The big news from this past week is that hardware company Jawbone is in the process of liquidating its assets. This was a nearly 20 year journey with almost $1B of financing going into the company, along with some pretty onerous financing terms along the way. We analyzed the company from start to finish here.
Jawbone rode the wearables hype train, reaching a peak valuation above $3B in 2014. But a couple of years ago sentiment around consumer wearables changed. The companies as a whole have not had the wild success that was promised. Super high abandonment rates are one issue, but exits in the space have been pretty lackluster too. Even poster child Fitbit has not exactly blown up in public markets (well, at least in the positive connotation).
Jawbone’s valuation decline was probably a leading indicator for Fitbit’s. But as its public company comparable started to slide, it certainly did not help Jawbone whose terms got more onerous.
The interesting development is how wearables are now going into the medical-grade area.
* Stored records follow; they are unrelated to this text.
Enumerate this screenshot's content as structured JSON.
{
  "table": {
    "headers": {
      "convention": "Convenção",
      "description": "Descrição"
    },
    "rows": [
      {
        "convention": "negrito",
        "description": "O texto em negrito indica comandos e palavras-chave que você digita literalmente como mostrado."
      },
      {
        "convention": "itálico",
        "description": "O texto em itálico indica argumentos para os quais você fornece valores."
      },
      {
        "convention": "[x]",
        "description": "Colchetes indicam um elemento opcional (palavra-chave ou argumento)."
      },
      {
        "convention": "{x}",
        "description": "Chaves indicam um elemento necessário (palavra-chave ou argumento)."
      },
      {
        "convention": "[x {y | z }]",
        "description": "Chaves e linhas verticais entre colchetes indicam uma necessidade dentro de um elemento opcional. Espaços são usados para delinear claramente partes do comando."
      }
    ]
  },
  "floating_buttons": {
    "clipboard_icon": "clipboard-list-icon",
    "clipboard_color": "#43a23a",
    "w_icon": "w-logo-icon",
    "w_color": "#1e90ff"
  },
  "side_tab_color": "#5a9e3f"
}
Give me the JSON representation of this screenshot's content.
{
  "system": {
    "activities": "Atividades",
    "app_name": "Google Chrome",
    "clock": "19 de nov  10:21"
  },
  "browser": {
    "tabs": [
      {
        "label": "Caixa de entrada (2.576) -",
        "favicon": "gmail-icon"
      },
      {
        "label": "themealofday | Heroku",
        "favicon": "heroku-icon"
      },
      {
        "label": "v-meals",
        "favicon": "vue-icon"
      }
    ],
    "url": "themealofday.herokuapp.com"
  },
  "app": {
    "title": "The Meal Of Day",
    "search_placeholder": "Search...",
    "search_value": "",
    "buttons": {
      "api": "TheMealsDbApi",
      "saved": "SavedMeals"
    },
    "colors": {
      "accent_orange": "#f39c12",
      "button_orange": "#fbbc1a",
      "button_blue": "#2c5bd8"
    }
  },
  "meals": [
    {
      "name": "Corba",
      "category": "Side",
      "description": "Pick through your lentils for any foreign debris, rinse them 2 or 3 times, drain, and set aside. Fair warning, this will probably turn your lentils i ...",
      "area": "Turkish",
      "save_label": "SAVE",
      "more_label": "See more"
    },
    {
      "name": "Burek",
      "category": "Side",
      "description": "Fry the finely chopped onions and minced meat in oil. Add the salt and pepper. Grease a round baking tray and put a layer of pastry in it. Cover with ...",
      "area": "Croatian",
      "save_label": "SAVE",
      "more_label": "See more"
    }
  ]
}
Fitbit has dabbled in clinical trials in the past, the Apple Watch has medical-grade ECG straps from AliveCor and ResearchKit. Even Jawbone’s founder is apparently starting a health wearable company.
Companies once avoided the regulatory overhead of medical grade hardware, but now it’s become a way to create actionable data in clinical settings. This was the quantified-self movement’s dilemma: it couldn’t create data that people trusted and there wasn’t much you could do once you had it. A doctor is rarely going to take the data seriously without it going through a rigorous testing process.
However medical device makers should keep these companies in mind. Strong consumer brands getting into healthcare is a trend we’ve talked about before, and represents a different way of thinking for traditional incumbents. We talked about this and other trends in a previous med device webinar.
We made a collection of wearables company, both medical-grade and otherwise. Check it out here.